It doesn’t matter how big you are. You’re going to hit home runs if you hit it hard and it exits your bat at a certain velocity and it leaves the bat at a certain angle.
I say, “When you walk out of here today, you’re going to remember two things. You’re going to remember to hit it hard and hit it in the air. Then after that, you’re going to start learning.”
If you’re teaching someone how to hit, you better leave no doubt in their mind whatsoever what you’re all about as a hitting instructor. You think about it. I mean, (Joey) Gallo bought in the same way when he was young. He bought into the swing hard first and he never stopped, you know.
When you walk out of here today, you’re going to remember two things. You’re going to remember to hit it hard and hit it in the air. Then after that, you’re going to start learning.
CI: Do you think there’s a point at which we’ve got a lot of these young guys coming up with this understanding that it’s not just about taking some massive uppercut and try to wallop everything, but it’s about employing a process to hit the ball in the air and as you hone in on that, you can still keep high contact rates?
Will we see a correction where hitters do kind of reverse that trend and strikeouts start going back down, as these guys get more and more knowledge of what that bat path should look like and what that swing should feel like?
MB: I think it’s going to apply to certain hitters, the cerebral hitters. Those intelligent guys with the high IQ are going to figure it out. I don’t think everybody can. They’re in the major leagues because they have a skill set that’s superior to [other players]. And they can play and hang at the big league level. But the ones that excel and truly develop themselves into complete hitters, that’s a different breed of individual there.
But as far as overall, look, the pitching is just too good. When I was playing, the average fastball was like 89. Now the average fast ball is 93. That’s average. The teams are going to start realizing that once you get north of 95, contact rates go down significantly. You get up to 98, and it’s stupid.

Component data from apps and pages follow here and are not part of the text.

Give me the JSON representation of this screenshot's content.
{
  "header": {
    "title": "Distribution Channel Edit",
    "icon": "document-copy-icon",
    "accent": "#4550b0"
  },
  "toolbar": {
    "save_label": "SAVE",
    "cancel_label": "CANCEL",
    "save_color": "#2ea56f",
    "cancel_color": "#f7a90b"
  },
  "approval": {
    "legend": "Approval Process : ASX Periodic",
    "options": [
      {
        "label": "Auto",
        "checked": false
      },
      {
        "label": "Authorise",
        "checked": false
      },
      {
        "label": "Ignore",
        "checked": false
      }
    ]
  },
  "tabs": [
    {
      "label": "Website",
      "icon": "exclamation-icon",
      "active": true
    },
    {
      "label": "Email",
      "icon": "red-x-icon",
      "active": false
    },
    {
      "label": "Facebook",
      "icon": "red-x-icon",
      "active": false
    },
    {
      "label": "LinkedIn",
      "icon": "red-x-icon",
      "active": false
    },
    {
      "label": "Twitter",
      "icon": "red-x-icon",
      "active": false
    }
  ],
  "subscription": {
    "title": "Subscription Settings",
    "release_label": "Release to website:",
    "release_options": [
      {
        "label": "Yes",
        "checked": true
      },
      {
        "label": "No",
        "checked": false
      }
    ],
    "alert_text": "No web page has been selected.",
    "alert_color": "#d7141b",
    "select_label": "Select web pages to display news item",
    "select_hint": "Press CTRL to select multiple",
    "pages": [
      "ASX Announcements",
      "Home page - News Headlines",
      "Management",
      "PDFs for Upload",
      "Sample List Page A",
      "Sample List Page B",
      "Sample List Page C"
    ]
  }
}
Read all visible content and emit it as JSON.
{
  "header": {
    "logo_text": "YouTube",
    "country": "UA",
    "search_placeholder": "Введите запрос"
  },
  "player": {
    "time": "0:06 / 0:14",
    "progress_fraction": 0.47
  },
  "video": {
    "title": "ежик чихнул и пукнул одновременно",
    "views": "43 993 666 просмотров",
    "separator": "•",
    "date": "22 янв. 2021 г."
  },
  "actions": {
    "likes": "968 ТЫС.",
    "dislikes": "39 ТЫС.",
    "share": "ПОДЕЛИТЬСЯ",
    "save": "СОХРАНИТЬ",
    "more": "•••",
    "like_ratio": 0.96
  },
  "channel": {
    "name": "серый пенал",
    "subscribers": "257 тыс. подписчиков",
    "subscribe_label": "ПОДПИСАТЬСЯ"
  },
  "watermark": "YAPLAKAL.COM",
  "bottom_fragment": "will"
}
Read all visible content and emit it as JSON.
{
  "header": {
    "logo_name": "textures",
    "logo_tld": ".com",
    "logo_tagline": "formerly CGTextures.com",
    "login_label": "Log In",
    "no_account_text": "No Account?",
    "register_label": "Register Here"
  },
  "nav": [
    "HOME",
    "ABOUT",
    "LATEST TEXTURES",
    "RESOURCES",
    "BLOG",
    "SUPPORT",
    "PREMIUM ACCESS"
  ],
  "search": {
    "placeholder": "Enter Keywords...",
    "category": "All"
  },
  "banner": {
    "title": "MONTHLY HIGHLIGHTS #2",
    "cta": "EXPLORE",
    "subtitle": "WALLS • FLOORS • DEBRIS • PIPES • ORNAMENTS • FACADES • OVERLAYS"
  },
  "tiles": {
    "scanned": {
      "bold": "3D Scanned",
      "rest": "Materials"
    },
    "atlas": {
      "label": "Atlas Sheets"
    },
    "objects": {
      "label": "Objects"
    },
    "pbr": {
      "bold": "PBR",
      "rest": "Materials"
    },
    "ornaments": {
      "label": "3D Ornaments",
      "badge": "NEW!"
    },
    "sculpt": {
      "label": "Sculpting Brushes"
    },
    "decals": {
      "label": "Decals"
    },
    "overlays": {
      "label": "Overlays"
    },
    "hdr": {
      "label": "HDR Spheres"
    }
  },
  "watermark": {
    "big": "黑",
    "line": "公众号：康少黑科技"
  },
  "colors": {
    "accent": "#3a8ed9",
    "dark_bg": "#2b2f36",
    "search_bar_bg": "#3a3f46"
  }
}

It’s a rare situation where a team puts together a few hits in a row of a guy throwing 98. You get north of 100, and it’s nonexistent. I think that I heard the other day that when Kris got that double off Jordan Hicks, that was the first base hit so far this season on a pitch over 100 miles an hour.
I remember at one point, this was years ago, they said there were 214 pitches thrown over 100 miles an hour in the majors. They made contact with only 86 of them, when they swung. And of the 86 that they made contact, four were hits and all of them were singles. Come on, man. That tells you we’re not meant to hit 100 mile an hour fastballs. What’s next? What are teams going to do next?
And that brings us to a perfect stopping point, since our next segment will deal with the changing landscape of big-league pitching and how it has impacted strikeout rates. We’ll get into some thoughts on velocity and bullpenning and how hitters can (or can’t) counteract it.
As a point of reference, that hit Mike mentioned above came during the same at-bat from the May 5 game in St. Louis in which Bryant fouled a 101.5 mph pitch into Yadi Molina’s groin. After an injury delay, KB laced the next pitch, a 101.9 mph fastball, to left. And the pitch was on the inner third of the plate, just on the borderline with the middle, so he turned on it in a big way.
That particular hit, then, was a testament to what Mike discussed in terms of both looking in/adjusting out and to maintaining that heightened state of awareness and focus between pitches.